symbolic dominance, culture and religion

When the war of the yard signs was at its peak several years ago, I wanted to put three popular signs in my yard, all together:
Let Your Light Shine: Fight Racism
We Support Gays and Lesbians
Keep Christ in Christmas
My state celebrates the winter season with the war of the symbols.  Nativity scenes on public property justly spark lawsuits by those who are not Christian.  Menorahs and “separate church and state” banners flank the decorated evergreen tree whose very name is subject of debate in the legislature.  Proposals to include Wiccan pentacles and Festivus poles add to the fun.  Some Christians have decided that “their” holiday has been ruined by any acknowledgment of others, Continue reading “symbolic dominance, culture and religion”

ode to fruitcake

I’m not creative enough to write an ode. But I will say this, I love fruitcake. What’s not ot like? Fruit, booze, and cake? I’m making one this afternoon. The fruit has been soaking for six days (I even brought it, soaking in a bowl, on the Amtrak from NYC to Maine). It’s going to be great. I think I’ll start making Holiday fruit cakes and sending them to folks next year. It will be my version of conversion work.

This is the first time in a while that Eid and Christmas have been so close – so a week of celebrations in the O’Malley (mom)/Khan (dad) household! Happy holiday all.

update to the greatest christmas counterfactual ever

Is here. I will admit, I’ve wondered many times what my life would be like if the Internet had never been invented. My main conclusions are that I would have read more books, be less well apprised of current events, and have less geographically dispersed and less interesting friends. I’ve also wondered many times how growing up in rural Iowa would have been different had there been e-mail and the Web back then. There, presumably, I would have grown up feeling much less–shall we say–unusual, probably with both good and bad consequences.

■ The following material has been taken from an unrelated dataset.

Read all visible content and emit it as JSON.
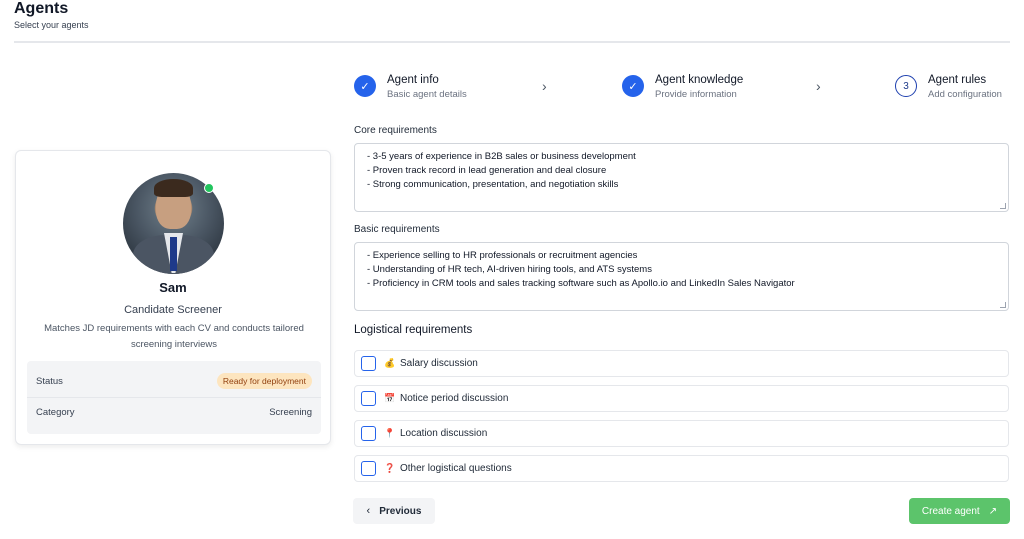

The most farfetched part of It’s a Wonderful Life is the idea that Donna Reed would have ended up a spinster librarian if not for George Bailey.

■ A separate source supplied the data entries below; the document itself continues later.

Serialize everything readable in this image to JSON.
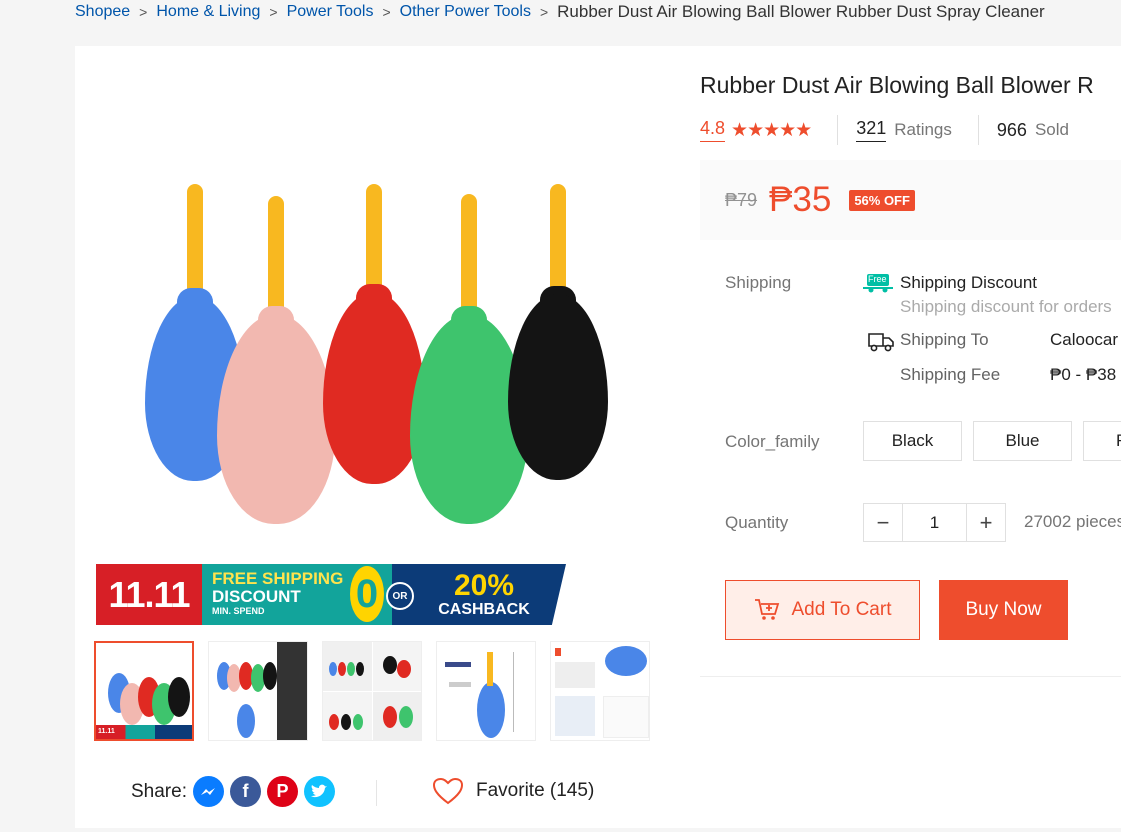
{
  "breadcrumb": {
    "items": [
      "Shopee",
      "Home & Living",
      "Power Tools",
      "Other Power Tools"
    ],
    "separator": ">",
    "current": "Rubber Dust Air Blowing Ball Blower Rubber Dust Spray Cleaner"
  },
  "product": {
    "title": "Rubber Dust Air Blowing Ball Blower R",
    "rating": "4.8",
    "stars": "★★★★★",
    "ratings_count": "321",
    "ratings_label": "Ratings",
    "sold_count": "966",
    "sold_label": "Sold"
  },
  "price": {
    "original": "₱79",
    "current": "₱35",
    "discount": "56% OFF"
  },
  "shipping": {
    "label": "Shipping",
    "free_tag": "Free",
    "discount_title": "Shipping Discount",
    "discount_sub": "Shipping discount for orders",
    "to_label": "Shipping To",
    "to_value": "Caloocar",
    "fee_label": "Shipping Fee",
    "fee_value": "₱0 - ₱38"
  },
  "variation": {
    "label": "Color_family",
    "options": [
      "Black",
      "Blue",
      "F"
    ]
  },
  "quantity": {
    "label": "Quantity",
    "minus": "−",
    "value": "1",
    "plus": "+",
    "stock": "27002 pieces"
  },
  "actions": {
    "add_to_cart": "Add To Cart",
    "buy_now": "Buy Now"
  },
  "promo_banner": {
    "date": "11.11",
    "line1": "FREE SHIPPING",
    "line2": "DISCOUNT",
    "line3": "MIN. SPEND",
    "zero": "0",
    "or": "OR",
    "percent": "20%",
    "cashback": "CASHBACK"
  },
  "share": {
    "label": "Share:",
    "networks": [
      "messenger-icon",
      "facebook-icon",
      "pinterest-icon",
      "twitter-icon"
    ]
  },
  "favorite": {
    "label": "Favorite (145)"
  },
  "colors": {
    "accent": "#ee4d2d",
    "link": "#0055aa",
    "bulb_blue": "#4a86e8",
    "bulb_pink": "#f2b8b0",
    "bulb_red": "#e02a22",
    "bulb_green": "#3ec46d",
    "bulb_black": "#141414",
    "nozzle": "#f8b820"
  }
}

the problem with optimism.

My parents called this morning to let us know they were leaving for the airport and to talk to B one more time (knowing my mother, this is because she’s always afraid she’s going to crash without saying goodbye to those she loves). At any rate, apparently my mom told B that she’d be in South Bend about 8:30pm. Because I realize the inadequacies of Chicago-O’Hare International Airport and am well aware of the weather-related problems occurring in Chicago, South Bend, and the toll-road between them, I told B that she was being an optimist. B said, “Well, Mom, I prefer to think of it as being positive.”

I take this as a clear indication that my child has only heard me use the word optimist in a negative light and thinks it’s a put-down. I guess I’ve got my first new year’s resolution – work on being optimistic about optimism.

the glamorous life

I am working on a revise-and-resubmit for a comment on a paper published in a prominent journal. Believe me, I am by this point so over being surprised by incompetent work appearing in prestigious places, and yet this paper was beyond the beyonds. The paper has three sections that claim to offer separate scientific contributions. Regarding one of them, here is a sentence I just drafted:

In sum, [author]’s analysis of [thing] treats arbitrary survey categories as natural distinctions, presents overall results that are logically necessary as though they were empirical findings, and characterizes specific results in ways that contradict simple cross-tabulation of the pertinent variables.

The kicker? Continue reading “the glamorous life”